The fact that it was unabridged. I think the narration is quite good, but I would have preferred to hear the actual author's voice.
What other book might you compare Marilyn Monroe to and why?
The biographies of the Queen, the Kennedys, and Diana, Princess of Wales by Sally Bedell Smith. Sally Smith, like Donald Spoto, knows how to research and pen a proper biography, unlike hatchet hacks like Kitty Kelley and Christopher Anderson who rely too much on gossip, printed tabloid reports, and unsubstantiated or incredible sources for their books.
Which character – as performed by Anna Fields – was your favorite?
Marilyn Monroe herself.
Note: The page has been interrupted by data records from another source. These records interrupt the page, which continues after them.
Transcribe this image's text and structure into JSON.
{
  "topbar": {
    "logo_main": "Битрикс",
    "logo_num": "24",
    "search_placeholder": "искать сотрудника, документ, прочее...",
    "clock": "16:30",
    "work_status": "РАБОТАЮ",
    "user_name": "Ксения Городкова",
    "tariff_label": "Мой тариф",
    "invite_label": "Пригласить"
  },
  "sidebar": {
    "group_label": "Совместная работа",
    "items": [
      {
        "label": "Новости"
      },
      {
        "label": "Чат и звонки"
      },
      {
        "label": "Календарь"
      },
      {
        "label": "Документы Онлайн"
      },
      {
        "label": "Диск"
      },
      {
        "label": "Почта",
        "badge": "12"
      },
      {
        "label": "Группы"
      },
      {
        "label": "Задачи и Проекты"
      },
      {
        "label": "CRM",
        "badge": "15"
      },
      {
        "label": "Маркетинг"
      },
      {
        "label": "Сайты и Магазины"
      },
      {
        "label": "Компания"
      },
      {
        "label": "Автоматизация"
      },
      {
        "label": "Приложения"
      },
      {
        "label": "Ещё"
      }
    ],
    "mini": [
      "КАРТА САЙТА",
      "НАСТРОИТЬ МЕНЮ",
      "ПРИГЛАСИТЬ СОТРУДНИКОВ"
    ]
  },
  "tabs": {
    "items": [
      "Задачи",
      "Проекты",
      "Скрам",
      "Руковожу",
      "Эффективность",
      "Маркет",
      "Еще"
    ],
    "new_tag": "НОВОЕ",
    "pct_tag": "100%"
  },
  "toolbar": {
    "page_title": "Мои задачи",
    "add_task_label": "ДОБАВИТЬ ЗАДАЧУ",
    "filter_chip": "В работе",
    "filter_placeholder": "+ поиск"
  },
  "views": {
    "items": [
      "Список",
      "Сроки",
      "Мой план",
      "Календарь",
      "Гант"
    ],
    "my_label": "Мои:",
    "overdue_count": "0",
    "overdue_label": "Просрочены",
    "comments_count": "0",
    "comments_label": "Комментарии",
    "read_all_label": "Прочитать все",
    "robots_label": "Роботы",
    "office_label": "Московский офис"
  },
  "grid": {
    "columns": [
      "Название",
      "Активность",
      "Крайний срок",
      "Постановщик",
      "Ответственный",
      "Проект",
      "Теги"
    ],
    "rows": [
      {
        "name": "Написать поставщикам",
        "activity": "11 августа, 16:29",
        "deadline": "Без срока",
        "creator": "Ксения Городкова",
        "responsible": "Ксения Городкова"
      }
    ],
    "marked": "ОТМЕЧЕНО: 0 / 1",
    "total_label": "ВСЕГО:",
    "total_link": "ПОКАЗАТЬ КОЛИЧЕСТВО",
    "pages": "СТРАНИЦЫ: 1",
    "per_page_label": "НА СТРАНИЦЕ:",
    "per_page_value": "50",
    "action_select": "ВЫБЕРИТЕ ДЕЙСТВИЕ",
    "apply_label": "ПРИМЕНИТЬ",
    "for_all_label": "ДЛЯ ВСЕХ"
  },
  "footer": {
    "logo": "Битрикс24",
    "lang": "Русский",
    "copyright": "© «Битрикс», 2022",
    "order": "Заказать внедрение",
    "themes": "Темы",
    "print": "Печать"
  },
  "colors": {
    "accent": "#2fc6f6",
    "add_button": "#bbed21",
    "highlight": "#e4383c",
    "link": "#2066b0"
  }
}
She would have wanted this fair and balanced account of her life written before Norman Mailer (1972) and Anthony Summers (1985) brought sensationalism into their versions, which clearly distorted her legacy and damaged the legend of Monroe. Mailer did not mince words when he admitted forty years ago that he wrote a semi-fictional biography because he needed the money. After that all MM biographers, except for Spoto, did the same. No wonder Spoto was the only one granted access to her private letters and documents. He has done full justice to her memory and once and for all cast permanent doubt on the many lies told about this heartbreaking icon. She deserved nothing less.
Was this a book you wanted to listen to all in one sitting?
Any additional comments?
If anyone wishes to know the real truth about Marilyn, this is the biography to read or listen to.
4 of 4 people found this review helpful
Monroe's life is full of mystery, from her birth to her death. Donald Spoto tries to solve this mystery, but I don't always agree with his conclusions. For example, was Monroe's psychiatrist responsible for her death? Was Robert Kennedy completely innocent of an affair with Monroe? This is Spoto's conclusion. However, I'm glad this audiobook finally made it to Audible. Narration is fine, not great. The afterword gives some thoughtful reflections on the Monroe "cottage industry" that was primarily started by Robert Slatzer and others.This book will keep you thinking about the unanswered questions of Monroe's life and death, even if you don't agree with the author's conclusions.
3 of 3 people found this review helpful